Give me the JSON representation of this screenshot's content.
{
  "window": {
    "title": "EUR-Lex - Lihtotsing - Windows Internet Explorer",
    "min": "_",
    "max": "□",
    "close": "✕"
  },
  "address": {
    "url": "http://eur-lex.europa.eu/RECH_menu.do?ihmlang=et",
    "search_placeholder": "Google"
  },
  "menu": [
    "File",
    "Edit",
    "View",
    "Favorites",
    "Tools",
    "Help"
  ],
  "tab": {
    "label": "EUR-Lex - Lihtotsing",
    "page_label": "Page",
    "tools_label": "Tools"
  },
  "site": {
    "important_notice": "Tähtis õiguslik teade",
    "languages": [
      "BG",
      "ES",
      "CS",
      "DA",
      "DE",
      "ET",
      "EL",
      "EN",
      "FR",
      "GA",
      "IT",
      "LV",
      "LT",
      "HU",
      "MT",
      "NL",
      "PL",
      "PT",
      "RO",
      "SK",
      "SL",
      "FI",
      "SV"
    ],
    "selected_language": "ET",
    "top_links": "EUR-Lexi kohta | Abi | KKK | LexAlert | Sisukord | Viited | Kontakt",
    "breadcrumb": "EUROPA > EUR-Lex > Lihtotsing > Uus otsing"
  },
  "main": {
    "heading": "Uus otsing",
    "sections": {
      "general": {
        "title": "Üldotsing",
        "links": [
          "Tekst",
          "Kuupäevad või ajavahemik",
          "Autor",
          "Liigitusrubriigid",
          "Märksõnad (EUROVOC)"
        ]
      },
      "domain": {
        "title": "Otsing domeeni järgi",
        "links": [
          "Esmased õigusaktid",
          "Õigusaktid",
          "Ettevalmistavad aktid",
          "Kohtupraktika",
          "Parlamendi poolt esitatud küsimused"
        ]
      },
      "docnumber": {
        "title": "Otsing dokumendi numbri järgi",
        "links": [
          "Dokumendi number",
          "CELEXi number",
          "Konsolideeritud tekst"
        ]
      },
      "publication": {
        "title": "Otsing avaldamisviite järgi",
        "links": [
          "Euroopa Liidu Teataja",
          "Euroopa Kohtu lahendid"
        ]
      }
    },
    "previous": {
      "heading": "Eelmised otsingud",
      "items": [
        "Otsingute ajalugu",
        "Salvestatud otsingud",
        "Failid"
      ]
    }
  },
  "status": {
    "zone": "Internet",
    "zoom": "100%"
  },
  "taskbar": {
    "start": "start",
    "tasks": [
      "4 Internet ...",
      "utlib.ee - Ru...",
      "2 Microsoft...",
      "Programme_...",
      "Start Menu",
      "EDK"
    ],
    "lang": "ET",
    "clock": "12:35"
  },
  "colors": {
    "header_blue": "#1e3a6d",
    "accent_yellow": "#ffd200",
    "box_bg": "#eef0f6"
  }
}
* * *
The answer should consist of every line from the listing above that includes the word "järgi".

Exercise result —
        "title": "Otsing domeeni järgi",
        "title": "Otsing dokumendi numbri järgi",
        "title": "Otsing avaldamisviite järgi",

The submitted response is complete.